The website does not do the cottages or the view justice. We were expecting something a little bit twee and with some sort of view but what we got was pretty stylish and with a fabulous view. Admittedly, if we had been in the Stable Cottage which we had booked, we wouldn’t have had a view, but a phone call the day before we set out explained that the heating there wasn’t working so we had been ‘upgraded’ to The Big Workshop which meant we had a huge house all to ourselves, including a sitting room with French windows and large, low-silled windows to give a panoramic view of the rolling countryside, including a windmill!
The cottages are especially designed for disabled people, with roll-in showers, grab-rails, low-level surfaces in the kitchen and wide doorways amongst other things, plus you can hire other equipment you may need, such as hoists, but it’s all perfectly comfortable for the able-bodied too. A lot of thought has gone into the design and the whole place is very attractive.
All the cottages have some outside space – patio or garden and they sleep from 3 people in the smallest to 10 in the largest; a couple of them are two-storey with a lift. Ours was open-plan and very spacious and although the kitchen area wasn’t that attractive it was very well-equipped and everything was in good condition – except the table was rather wobbly but as the owners are on site, they happily fetched us a different one and took ours away for mending!
The house was really warm: they are very well-insulated and the bio-mass system keeps you in hot water and heating. We even slept with the window open – which doesn’t tend to happen in March! – but it meant we heard the most fabulous dawn chorus and the calls of the oyster catchers and little owl (I think!). Much better than it being too cold – so often we’ve been on a short break and the first night has been freezing until the storage heating has kicked in and we’ve got the fire going.
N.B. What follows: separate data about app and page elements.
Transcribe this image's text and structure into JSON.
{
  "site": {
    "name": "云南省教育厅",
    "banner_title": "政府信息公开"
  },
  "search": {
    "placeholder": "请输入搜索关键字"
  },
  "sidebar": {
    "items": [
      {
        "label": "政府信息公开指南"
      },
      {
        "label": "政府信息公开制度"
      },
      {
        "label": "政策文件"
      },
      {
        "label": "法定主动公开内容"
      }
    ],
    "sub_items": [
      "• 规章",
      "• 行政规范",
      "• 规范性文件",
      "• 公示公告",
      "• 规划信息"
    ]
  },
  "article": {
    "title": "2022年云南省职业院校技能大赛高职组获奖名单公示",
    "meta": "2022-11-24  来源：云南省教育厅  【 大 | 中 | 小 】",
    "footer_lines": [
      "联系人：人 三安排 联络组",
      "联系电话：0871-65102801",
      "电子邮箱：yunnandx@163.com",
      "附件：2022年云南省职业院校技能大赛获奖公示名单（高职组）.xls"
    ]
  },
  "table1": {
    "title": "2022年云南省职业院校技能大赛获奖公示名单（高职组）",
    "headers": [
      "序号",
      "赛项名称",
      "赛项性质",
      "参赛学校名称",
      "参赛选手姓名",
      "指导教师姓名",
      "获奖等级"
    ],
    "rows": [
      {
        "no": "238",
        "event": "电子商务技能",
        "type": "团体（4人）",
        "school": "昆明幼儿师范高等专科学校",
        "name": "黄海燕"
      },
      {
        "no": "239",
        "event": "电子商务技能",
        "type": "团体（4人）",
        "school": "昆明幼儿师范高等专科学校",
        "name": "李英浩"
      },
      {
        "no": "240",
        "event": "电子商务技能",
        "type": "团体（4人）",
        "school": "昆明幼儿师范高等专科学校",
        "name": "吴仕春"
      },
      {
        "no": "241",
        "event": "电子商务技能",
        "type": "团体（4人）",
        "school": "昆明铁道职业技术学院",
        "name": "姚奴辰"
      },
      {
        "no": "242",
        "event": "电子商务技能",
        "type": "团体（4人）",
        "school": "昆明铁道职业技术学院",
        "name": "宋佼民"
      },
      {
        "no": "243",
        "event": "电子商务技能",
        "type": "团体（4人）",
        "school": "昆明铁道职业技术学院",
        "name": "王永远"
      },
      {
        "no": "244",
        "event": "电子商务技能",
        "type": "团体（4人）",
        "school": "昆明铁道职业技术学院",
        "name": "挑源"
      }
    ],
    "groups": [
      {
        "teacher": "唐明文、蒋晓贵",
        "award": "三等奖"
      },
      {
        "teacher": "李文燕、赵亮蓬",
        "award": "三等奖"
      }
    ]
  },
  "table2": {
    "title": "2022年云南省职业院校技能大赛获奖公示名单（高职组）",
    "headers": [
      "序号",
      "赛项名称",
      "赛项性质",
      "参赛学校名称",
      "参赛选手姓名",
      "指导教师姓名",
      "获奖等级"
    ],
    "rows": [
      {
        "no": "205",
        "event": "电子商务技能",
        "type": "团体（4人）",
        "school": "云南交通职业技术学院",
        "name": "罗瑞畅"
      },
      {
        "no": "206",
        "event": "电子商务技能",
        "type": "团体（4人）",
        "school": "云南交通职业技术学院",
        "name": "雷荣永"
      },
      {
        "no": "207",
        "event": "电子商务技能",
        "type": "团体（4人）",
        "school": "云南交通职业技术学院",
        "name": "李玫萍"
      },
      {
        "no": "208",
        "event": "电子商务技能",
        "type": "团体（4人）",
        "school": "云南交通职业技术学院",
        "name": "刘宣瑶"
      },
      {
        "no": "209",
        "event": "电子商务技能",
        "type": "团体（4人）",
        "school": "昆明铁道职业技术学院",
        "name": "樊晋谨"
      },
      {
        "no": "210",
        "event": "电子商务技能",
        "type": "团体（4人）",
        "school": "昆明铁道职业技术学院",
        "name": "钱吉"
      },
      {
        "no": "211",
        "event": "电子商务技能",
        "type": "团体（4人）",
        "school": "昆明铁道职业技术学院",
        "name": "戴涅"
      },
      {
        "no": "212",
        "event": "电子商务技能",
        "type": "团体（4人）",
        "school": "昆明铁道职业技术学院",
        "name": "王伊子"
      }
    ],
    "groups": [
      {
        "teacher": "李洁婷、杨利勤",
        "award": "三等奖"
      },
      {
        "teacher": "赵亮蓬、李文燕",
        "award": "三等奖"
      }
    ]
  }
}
We had planned to visit Sculthorpe Moor Nature Reserve, run by the Hawk and Owl trust, having seen a review of it on Euan’sGuide, so off we went in the Saturday morning sunshine and we weren’t disappointed! It’s lovely to go somewhere that’s so accessible you don’t have to give it any more thought than anyone else would – this is how it should be. The whole place is accessed by boardwalks with netting on for grip and all the hides are accessible too – we saw some birds very close up which we’ve never seen before, plus some water voles running in and out of their holes in the bank of the stream. For more detail, see my separate review of Sculthorpe.
Lavinia, who runs the cottages, had recommended Bircham Mill, the windmill we could see from the cottage, which was reopening that day for the start of the season, so we called in there for some bread and couldn’t resist a cake or two! They have a tearoom and gift shop as well which are accessible but I didn’t go in so can’t give details.
We also visited Hunstanton in brilliant sunshine on the Sunday morning. It has some attractive parts although the promenade is rather stark and concrete-y but it’s always good to get some fresh sea air! They seemed to be renovating some parts of the seafront area so it might be interesting to see it again some time.
Back at the cottage, we had asked if they could put out the garden furniture – it had been stored away for the winter – and we were able to sit outside enjoying the sunshine, the view and the birdsong. There was a slight hitch going out through the French windows – the anti-tip wheels on my powerchair caught on the threshold, so we used the front door instead and came around the side of the cottage.
Actually, the front door threshold was a bit of a jolt and there were a couple of other things which could be improved – a firmer mattress , for example, but those are very minor compared to the general good design of the cottages overall. I’m sure we’ll be back!